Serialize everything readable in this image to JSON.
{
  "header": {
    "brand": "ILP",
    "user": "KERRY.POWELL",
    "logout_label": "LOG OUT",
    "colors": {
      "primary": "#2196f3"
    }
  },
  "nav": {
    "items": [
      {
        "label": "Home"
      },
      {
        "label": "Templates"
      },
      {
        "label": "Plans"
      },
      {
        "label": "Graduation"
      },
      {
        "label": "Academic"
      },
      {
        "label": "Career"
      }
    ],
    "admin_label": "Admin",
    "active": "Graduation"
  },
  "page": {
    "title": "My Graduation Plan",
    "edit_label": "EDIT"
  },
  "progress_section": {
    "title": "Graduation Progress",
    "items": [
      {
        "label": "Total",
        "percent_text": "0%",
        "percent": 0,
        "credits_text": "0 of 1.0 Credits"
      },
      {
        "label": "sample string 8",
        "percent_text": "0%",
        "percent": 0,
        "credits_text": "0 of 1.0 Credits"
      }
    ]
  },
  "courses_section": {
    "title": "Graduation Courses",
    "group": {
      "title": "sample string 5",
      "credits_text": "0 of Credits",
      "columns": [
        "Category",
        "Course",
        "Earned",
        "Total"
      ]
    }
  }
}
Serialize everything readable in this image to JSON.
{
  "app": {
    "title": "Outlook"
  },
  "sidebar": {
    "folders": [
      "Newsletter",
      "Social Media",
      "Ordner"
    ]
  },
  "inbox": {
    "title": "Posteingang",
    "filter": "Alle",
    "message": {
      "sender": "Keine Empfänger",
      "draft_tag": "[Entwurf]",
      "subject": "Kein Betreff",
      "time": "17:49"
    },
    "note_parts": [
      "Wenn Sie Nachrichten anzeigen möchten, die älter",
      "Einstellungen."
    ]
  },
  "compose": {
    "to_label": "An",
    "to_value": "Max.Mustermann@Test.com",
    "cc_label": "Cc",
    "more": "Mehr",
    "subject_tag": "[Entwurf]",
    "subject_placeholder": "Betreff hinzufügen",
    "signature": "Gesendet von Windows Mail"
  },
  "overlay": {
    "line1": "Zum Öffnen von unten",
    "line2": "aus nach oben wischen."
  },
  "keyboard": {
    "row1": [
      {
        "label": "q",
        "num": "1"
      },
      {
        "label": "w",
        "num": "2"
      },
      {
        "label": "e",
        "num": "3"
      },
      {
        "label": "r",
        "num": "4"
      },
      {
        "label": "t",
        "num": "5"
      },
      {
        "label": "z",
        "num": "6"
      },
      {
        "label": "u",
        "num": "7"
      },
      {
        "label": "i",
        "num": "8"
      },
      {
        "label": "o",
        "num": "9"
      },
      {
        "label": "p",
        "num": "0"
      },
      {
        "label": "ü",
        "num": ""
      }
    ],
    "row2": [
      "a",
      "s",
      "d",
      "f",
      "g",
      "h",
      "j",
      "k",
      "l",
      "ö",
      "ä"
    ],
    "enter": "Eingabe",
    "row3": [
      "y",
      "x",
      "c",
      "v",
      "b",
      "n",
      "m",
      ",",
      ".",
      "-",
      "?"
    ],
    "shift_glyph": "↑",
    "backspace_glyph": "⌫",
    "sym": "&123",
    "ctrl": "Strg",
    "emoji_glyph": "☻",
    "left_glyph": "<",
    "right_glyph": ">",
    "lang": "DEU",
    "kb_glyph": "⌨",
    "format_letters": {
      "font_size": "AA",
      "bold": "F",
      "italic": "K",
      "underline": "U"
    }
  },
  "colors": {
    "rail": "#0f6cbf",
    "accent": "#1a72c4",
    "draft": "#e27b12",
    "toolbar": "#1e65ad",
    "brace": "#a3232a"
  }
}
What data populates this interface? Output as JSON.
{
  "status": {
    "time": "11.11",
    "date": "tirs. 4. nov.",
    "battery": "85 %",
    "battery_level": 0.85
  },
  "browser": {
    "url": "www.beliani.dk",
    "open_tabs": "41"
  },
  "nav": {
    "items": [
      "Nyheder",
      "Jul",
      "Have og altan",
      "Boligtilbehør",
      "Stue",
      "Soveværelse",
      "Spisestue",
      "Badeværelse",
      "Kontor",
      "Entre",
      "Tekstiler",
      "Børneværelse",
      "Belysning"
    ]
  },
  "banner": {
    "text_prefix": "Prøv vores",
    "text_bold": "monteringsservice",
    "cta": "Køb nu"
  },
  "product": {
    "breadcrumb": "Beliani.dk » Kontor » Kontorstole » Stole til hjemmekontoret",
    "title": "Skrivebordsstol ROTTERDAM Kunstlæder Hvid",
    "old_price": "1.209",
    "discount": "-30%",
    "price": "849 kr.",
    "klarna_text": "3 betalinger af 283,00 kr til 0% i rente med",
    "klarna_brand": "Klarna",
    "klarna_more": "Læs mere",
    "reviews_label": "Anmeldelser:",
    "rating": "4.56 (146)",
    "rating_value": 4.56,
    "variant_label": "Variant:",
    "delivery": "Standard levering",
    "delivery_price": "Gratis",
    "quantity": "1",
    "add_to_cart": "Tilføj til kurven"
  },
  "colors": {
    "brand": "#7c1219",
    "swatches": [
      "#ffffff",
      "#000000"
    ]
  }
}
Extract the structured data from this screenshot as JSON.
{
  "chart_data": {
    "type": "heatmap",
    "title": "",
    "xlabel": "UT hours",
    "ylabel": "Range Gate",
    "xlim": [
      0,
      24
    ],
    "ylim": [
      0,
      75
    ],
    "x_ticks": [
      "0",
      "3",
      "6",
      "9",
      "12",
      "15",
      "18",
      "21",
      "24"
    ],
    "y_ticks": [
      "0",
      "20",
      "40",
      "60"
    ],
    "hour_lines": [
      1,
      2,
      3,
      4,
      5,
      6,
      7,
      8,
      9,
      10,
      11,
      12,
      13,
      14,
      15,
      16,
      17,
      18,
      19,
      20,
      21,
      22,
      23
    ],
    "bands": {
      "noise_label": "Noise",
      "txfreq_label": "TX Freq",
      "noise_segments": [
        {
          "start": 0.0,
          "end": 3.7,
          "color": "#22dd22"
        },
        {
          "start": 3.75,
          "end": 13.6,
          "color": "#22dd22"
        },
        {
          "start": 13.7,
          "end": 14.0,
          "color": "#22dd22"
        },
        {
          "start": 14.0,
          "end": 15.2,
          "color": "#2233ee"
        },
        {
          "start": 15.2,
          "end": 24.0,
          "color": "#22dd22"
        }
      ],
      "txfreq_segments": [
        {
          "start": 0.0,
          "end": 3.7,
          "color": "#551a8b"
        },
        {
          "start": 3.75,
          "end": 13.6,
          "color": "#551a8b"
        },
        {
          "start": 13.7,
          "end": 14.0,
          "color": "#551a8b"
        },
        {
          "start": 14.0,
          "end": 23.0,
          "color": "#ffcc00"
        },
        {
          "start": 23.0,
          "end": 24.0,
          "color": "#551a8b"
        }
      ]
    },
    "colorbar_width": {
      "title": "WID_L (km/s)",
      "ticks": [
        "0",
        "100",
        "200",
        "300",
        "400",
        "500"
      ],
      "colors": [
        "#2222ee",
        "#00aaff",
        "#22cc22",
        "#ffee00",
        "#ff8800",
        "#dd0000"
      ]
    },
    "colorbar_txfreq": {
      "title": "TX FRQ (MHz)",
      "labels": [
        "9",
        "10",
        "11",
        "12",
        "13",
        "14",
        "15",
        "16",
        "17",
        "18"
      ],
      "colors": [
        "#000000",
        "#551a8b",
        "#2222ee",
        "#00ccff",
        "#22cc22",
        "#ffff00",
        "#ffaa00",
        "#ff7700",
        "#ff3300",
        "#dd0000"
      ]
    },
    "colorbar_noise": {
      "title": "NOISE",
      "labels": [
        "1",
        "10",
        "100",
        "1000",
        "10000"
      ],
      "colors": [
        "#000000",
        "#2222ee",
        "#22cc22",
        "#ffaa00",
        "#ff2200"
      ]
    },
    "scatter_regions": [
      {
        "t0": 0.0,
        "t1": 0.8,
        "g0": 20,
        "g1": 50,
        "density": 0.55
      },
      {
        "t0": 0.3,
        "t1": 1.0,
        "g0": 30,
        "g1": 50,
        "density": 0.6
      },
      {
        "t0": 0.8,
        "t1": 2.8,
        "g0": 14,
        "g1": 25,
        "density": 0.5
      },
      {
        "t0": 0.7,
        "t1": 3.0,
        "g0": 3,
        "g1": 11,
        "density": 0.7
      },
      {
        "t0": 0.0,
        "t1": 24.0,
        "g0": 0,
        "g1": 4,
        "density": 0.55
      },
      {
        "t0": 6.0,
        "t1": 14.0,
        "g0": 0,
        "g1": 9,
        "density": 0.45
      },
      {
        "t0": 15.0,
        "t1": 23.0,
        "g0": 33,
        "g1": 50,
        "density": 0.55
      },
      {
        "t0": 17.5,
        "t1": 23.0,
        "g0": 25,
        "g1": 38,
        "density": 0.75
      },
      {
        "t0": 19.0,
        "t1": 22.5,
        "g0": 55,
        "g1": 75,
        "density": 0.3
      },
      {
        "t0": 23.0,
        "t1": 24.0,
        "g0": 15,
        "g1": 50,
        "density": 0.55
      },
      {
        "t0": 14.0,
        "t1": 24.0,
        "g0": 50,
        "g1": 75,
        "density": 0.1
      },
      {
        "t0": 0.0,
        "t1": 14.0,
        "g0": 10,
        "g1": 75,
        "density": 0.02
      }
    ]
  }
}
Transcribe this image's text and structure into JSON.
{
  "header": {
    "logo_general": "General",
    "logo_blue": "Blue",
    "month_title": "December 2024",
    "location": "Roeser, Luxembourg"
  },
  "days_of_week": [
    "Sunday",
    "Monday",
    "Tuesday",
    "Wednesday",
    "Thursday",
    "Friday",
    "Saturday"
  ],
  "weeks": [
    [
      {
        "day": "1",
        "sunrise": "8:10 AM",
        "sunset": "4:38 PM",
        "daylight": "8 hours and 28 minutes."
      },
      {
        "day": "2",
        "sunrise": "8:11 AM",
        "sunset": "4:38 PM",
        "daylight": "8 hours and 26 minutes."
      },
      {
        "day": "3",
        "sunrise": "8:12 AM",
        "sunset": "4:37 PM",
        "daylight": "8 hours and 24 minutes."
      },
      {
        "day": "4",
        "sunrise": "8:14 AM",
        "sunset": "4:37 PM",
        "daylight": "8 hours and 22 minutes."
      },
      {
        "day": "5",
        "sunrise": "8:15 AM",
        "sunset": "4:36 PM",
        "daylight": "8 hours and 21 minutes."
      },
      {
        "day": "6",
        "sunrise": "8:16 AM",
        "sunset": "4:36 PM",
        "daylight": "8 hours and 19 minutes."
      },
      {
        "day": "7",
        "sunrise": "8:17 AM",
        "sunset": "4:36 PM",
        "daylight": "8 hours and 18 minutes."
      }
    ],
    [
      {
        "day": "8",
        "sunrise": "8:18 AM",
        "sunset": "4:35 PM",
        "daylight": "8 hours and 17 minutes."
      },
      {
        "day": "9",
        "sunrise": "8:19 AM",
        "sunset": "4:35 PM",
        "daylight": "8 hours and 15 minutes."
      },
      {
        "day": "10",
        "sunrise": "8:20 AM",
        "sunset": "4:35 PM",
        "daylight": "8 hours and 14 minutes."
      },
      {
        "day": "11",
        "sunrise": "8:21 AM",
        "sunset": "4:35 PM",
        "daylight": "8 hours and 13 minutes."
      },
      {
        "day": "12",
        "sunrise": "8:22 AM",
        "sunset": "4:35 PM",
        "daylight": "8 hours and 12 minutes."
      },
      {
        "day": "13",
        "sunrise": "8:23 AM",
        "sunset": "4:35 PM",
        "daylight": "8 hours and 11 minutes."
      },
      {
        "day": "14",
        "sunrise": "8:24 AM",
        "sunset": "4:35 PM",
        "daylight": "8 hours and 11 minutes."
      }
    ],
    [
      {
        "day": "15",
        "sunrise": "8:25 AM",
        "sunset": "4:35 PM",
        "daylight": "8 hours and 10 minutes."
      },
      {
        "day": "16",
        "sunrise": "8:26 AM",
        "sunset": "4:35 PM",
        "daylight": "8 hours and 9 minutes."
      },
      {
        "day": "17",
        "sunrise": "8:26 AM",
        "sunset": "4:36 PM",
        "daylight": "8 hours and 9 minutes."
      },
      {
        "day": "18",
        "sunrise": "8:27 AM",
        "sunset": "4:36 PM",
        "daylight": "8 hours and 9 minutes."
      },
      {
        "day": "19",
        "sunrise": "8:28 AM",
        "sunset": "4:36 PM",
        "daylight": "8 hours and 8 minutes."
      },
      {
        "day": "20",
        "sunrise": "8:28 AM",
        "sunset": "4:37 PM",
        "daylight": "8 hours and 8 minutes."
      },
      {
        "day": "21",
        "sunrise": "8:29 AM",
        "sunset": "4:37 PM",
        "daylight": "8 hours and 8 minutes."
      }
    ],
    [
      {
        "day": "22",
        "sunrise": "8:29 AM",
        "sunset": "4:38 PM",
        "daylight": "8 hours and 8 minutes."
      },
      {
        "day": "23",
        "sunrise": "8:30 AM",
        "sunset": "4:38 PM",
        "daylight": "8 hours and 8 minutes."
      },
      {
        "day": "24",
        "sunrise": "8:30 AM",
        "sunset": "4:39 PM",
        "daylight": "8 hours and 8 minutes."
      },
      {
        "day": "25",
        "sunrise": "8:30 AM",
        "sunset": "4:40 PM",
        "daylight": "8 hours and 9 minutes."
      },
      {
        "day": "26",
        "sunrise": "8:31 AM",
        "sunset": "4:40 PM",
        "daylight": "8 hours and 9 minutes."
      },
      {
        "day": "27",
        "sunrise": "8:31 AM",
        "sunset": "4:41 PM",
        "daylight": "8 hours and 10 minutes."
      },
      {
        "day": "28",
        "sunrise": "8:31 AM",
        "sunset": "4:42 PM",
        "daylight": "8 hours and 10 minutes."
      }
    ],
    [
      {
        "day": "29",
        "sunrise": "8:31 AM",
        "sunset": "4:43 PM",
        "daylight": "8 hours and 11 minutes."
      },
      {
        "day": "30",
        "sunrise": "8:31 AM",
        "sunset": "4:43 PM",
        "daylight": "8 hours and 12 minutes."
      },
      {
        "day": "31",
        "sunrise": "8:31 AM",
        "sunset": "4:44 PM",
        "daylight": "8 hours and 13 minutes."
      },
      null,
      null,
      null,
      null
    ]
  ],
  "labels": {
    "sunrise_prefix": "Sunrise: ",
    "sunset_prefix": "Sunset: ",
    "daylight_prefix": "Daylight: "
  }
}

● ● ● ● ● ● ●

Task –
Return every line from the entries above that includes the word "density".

Result –
        "density": 0.55
        "density": 0.6
        "density": 0.5
        "density": 0.7
        "density": 0.55
        "density": 0.45
        "density": 0.55
        "density": 0.75
        "density": 0.3
        "density": 0.55
        "density": 0.1
        "density": 0.02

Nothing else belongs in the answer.